WHAT YOU SHOULD DO :: Extract every record, keeping each one exactly as it is.

[[ DATA RECORDS, beginning ]]

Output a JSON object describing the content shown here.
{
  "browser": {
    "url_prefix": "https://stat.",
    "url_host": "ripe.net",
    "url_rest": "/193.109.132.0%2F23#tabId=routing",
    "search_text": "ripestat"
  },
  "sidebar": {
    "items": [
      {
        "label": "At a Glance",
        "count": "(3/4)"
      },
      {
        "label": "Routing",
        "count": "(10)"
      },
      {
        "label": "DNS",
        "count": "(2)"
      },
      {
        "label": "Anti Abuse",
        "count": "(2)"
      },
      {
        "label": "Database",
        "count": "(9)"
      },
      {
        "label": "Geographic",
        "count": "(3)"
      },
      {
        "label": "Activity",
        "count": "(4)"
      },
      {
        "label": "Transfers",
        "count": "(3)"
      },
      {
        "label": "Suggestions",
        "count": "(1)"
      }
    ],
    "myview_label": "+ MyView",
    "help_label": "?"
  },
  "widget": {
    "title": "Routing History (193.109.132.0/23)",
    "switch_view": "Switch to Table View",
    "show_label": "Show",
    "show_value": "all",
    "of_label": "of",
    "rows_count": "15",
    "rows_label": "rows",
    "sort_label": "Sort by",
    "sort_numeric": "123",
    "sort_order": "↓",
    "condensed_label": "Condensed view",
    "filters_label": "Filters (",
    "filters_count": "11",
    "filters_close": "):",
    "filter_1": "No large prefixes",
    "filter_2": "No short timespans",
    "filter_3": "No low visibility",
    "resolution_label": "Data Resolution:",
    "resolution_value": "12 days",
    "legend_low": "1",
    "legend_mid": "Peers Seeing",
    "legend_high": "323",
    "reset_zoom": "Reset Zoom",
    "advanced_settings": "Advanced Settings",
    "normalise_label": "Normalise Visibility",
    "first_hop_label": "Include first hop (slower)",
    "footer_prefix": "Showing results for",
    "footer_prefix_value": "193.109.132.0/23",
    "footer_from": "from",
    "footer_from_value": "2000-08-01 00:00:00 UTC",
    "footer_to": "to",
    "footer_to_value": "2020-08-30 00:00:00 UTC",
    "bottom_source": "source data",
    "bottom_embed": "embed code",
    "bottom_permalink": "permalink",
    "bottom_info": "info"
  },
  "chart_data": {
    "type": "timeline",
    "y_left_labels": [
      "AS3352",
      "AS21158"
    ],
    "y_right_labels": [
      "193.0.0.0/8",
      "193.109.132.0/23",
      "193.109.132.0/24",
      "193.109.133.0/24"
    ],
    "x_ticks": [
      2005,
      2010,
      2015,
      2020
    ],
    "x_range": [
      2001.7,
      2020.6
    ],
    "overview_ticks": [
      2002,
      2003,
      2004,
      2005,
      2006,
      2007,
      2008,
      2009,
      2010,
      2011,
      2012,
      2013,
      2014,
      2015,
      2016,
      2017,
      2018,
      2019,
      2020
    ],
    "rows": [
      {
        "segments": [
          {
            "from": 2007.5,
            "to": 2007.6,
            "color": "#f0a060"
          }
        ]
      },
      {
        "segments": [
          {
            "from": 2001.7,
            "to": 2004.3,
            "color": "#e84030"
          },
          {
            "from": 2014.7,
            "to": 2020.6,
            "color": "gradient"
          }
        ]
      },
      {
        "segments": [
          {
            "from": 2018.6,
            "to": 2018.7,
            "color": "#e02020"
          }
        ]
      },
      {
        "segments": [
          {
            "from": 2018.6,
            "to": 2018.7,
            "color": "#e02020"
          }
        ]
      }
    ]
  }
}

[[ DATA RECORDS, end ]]

EXERCISE OUTPUT ::
Output a JSON object describing the content shown here.
{
  "browser": {
    "url_prefix": "https://stat.",
    "url_host": "ripe.net",
    "url_rest": "/193.109.132.0%2F23#tabId=routing",
    "search_text": "ripestat"
  },
  "sidebar": {
    "items": [
      {
        "label": "At a Glance",
        "count": "(3/4)"
      },
      {
        "label": "Routing",
        "count": "(10)"
      },
      {
        "label": "DNS",
        "count": "(2)"
      },
      {
        "label": "Anti Abuse",
        "count": "(2)"
      },
      {
        "label": "Database",
        "count": "(9)"
      },
      {
        "label": "Geographic",
        "count": "(3)"
      },
      {
        "label": "Activity",
        "count": "(4)"
      },
      {
        "label": "Transfers",
        "count": "(3)"
      },
      {
        "label": "Suggestions",
        "count": "(1)"
      }
    ],
    "myview_label": "+ MyView",
    "help_label": "?"
  },
  "widget": {
    "title": "Routing History (193.109.132.0/23)",
    "switch_view": "Switch to Table View",
    "show_label": "Show",
    "show_value": "all",
    "of_label": "of",
    "rows_count": "15",
    "rows_label": "rows",
    "sort_label": "Sort by",
    "sort_numeric": "123",
    "sort_order": "↓",
    "condensed_label": "Condensed view",
    "filters_label": "Filters (",
    "filters_count": "11",
    "filters_close": "):",
    "filter_1": "No large prefixes",
    "filter_2": "No short timespans",
    "filter_3": "No low visibility",
    "resolution_label": "Data Resolution:",
    "resolution_value": "12 days",
    "legend_low": "1",
    "legend_mid": "Peers Seeing",
    "legend_high": "323",
    "reset_zoom": "Reset Zoom",
    "advanced_settings": "Advanced Settings",
    "normalise_label": "Normalise Visibility",
    "first_hop_label": "Include first hop (slower)",
    "footer_prefix": "Showing results for",
    "footer_prefix_value": "193.109.132.0/23",
    "footer_from": "from",
    "footer_from_value": "2000-08-01 00:00:00 UTC",
    "footer_to": "to",
    "footer_to_value": "2020-08-30 00:00:00 UTC",
    "bottom_source": "source data",
    "bottom_embed": "embed code",
    "bottom_permalink": "permalink",
    "bottom_info": "info"
  },
  "chart_data": {
    "type": "timeline",
    "y_left_labels": [
      "AS3352",
      "AS21158"
    ],
    "y_right_labels": [
      "193.0.0.0/8",
      "193.109.132.0/23",
      "193.109.132.0/24",
      "193.109.133.0/24"
    ],
    "x_ticks": [
      2005,
      2010,
      2015,
      2020
    ],
    "x_range": [
      2001.7,
      2020.6
    ],
    "overview_ticks": [
      2002,
      2003,
      2004,
      2005,
      2006,
      2007,
      2008,
      2009,
      2010,
      2011,
      2012,
      2013,
      2014,
      2015,
      2016,
      2017,
      2018,
      2019,
      2020
    ],
    "rows": [
      {
        "segments": [
          {
            "from": 2007.5,
            "to": 2007.6,
            "color": "#f0a060"
          }
        ]
      },
      {
        "segments": [
          {
            "from": 2001.7,
            "to": 2004.3,
            "color": "#e84030"
          },
          {
            "from": 2014.7,
            "to": 2020.6,
            "color": "gradient"
          }
        ]
      },
      {
        "segments": [
          {
            "from": 2018.6,
            "to": 2018.7,
            "color": "#e02020"
          }
        ]
      },
      {
        "segments": [
          {
            "from": 2018.6,
            "to": 2018.7,
            "color": "#e02020"
          }
        ]
      }
    ]
  }
}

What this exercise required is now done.